Graduating from college can be both exciting and overwhelming, (as I stated in my June 3 editorial) and even the most structured person can be stricken with fearful thoughts of the unknown.
One can never know too much, especially if you are coming out of college in your 20s like most traditional students. When my mother suggested I read “The Power of Focus for Women: What Successful Women Know about the Secret to Conquering Challenges & Creating Change,” I was both excited and skeptical. I thought, “but I’m pretty focused…she even said so herself,” however, being a bookworm and tad bit curious, I figured it couldn’t hurt to see what the book was all about. As of lately, it’d become my “thing” to read non-fiction books. After jumping into the field of journalism –where everything is non-fiction—you start to prefer things that way.

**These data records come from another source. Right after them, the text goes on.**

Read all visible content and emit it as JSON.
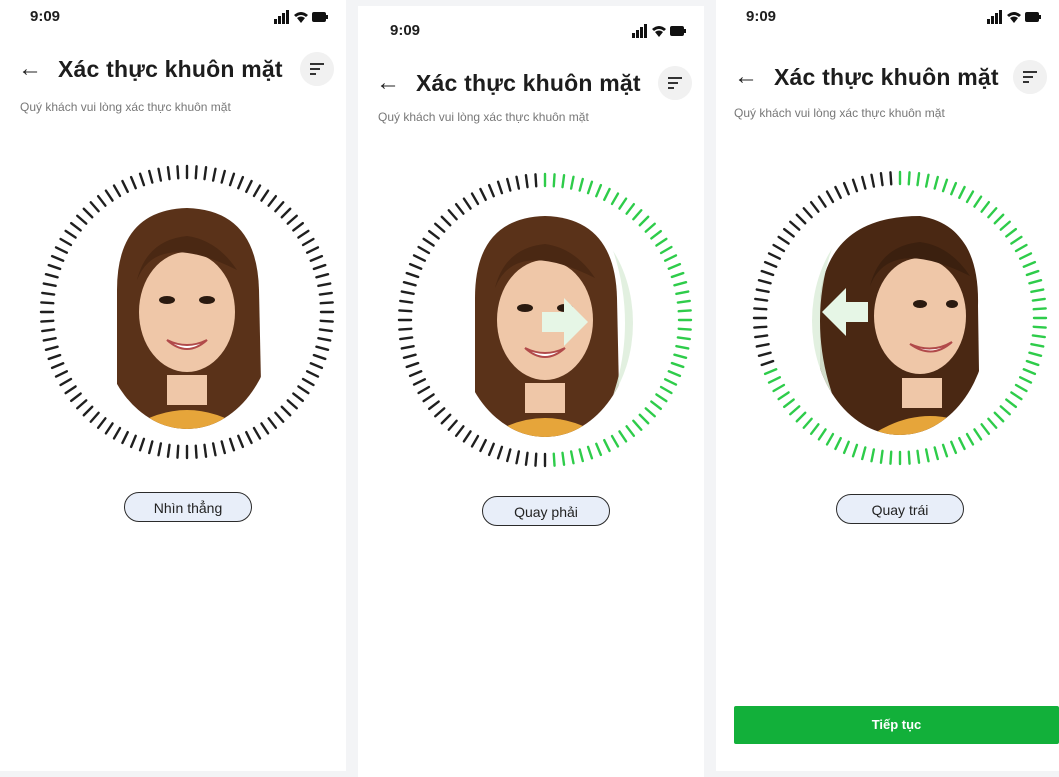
{
  "screens": [
    {
      "status_time": "9:09",
      "title": "Xác thực khuôn mặt",
      "subtitle": "Quý khách vui lòng xác thực khuôn mặt",
      "instruction": "Nhìn thẳng",
      "progress": 0,
      "direction": "straight"
    },
    {
      "status_time": "9:09",
      "title": "Xác thực khuôn mặt",
      "subtitle": "Quý khách vui lòng xác thực khuôn mặt",
      "instruction": "Quay phải",
      "progress": 0.5,
      "direction": "right"
    },
    {
      "status_time": "9:09",
      "title": "Xác thực khuôn mặt",
      "subtitle": "Quý khách vui lòng xác thực khuôn mặt",
      "instruction": "Quay trái",
      "progress": 0.7,
      "direction": "left",
      "continue_label": "Tiếp tục"
    }
  ],
  "colors": {
    "accent_green": "#12b03a",
    "tick_dark": "#1f1f1f",
    "tick_green": "#2ecc4a",
    "pill_bg": "#e8eef9",
    "arrow_fill": "#e6f6e6"
  },
  "icons": {
    "back": "arrow-left-icon",
    "filter": "filter-icon",
    "signal": "signal-icon",
    "wifi": "wifi-icon",
    "battery": "battery-icon"
  }
}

It took about six months to finish because I was also reading other books for both school assignments and leisure.
How was it?
The PFFW written by husband and wife duo Fran Hewitt and Les Hewitt is a book that every woman –aspiring to be successful in everything she does– should have in her possession. The Hewitts tackle issues many women face such as insecurities, learning how to say “no” and remaining distraction free while sticking to goals we set out for ourselves. The book is 297 pages long and is separated into “eight focusing strategies” (or sections if that’s what you’re use to).

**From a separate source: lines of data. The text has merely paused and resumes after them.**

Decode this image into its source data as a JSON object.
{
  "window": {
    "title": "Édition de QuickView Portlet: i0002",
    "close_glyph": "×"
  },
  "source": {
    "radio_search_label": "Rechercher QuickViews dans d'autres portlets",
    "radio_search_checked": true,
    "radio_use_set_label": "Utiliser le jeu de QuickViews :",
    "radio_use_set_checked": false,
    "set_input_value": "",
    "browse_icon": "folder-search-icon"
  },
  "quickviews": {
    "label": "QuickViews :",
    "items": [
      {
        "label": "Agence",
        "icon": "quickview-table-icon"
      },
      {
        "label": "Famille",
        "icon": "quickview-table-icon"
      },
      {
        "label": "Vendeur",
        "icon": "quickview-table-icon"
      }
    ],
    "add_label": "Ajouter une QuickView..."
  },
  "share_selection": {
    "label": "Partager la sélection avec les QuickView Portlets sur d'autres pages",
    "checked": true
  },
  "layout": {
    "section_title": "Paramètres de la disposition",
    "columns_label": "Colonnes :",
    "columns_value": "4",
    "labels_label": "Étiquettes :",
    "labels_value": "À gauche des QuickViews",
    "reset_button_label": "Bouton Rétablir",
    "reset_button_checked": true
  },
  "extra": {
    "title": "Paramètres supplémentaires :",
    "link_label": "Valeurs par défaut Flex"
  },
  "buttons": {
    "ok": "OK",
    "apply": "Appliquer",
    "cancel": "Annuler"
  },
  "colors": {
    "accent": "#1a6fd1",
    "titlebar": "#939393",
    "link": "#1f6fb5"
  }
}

The eight sections discuss things such as change and how to deal with it, masks and roles we play in society, self-esteem, how to prioritize work and family, setting boundaries, eliminating the four burdens: perfectionism, guilt, worry and resentment , The deceptive triangle: image, health and money, and lastly how to be “happy” on purpose.
Although the book has a copyright year of 2003, 10 years later these are still very relevant issues that women face in 2013 and many times we’re clueless as to how to solve these issues because these are things that we feel internally.

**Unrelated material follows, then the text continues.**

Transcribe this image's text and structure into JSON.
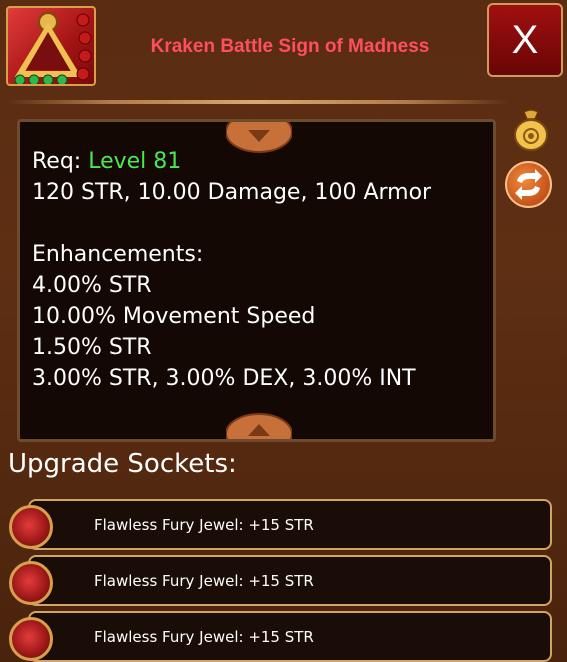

Many of us are good at hiding what we feel inside and may continue to hide it until we crash and burn, and that just creates a bigger mess of our lives.
My favorite section of the book is in “Focusing Strategy #2” where the Hewitts discuss “the roles we play and the masks and labels we wear.”
I remember reading this particular section of the book and thinking, “oh, well I don’t wear any of these masks,” only to turn the page and there I was. It was a full description of how I’d lived my life on the day-to-basis.
How could the Hewitts know me so well and they’ve never met me?
It was at this moment that I knew there was no turning back and I’d have to read the book in its entirety. The Hewitts could identify me because I’m not the only person who does these things. I found out that I wear the “busy bee” mask. A person who wears this mask typically likes to be busy and that basically describes me.
I despise having “nothing” to do and I’ll admit that without shame. It’d kill me to be bored and I’m always constantly looking for “something” to do because I feel there’s always work to be done. I also found out that most women wear multiple masks. The masks I wear were listed one after the other and they all go hand in hand.
My Masks: The busy bee, the intellectual and the rescuer.
What I’ve learned about the masks I wear?
Apparently, I prefer to be busy because it’s how I avoid conflicts in my life.
School kept me busy and out of trouble. As you know, after graduating and with extra time on my hands, I was indeed forced to confront issues that I had stored away for a rainy day –issues within myself and also my relationship with others. I’ve always been a school and extracurricular activities kind of gal. Being “busy” helps me ignore the negatives and focus on the positives but I do realize that confrontation can’t always be avoided and sometimes things have to be brought to light.
Another thing, I love trying to help people even if it means my kindness being taken for weakness and my mother would always tell me “you can’t help everyone,” and I’m learning to cope with that in adulthood.
It seems that this book entered my life at the right moment and I can’t say that every woman will be able to relate but I will say give it a chance because it helps you confront a lot of issues that you may have not known were there.
Until next time…
Stay Ambitious! Stay Motivated!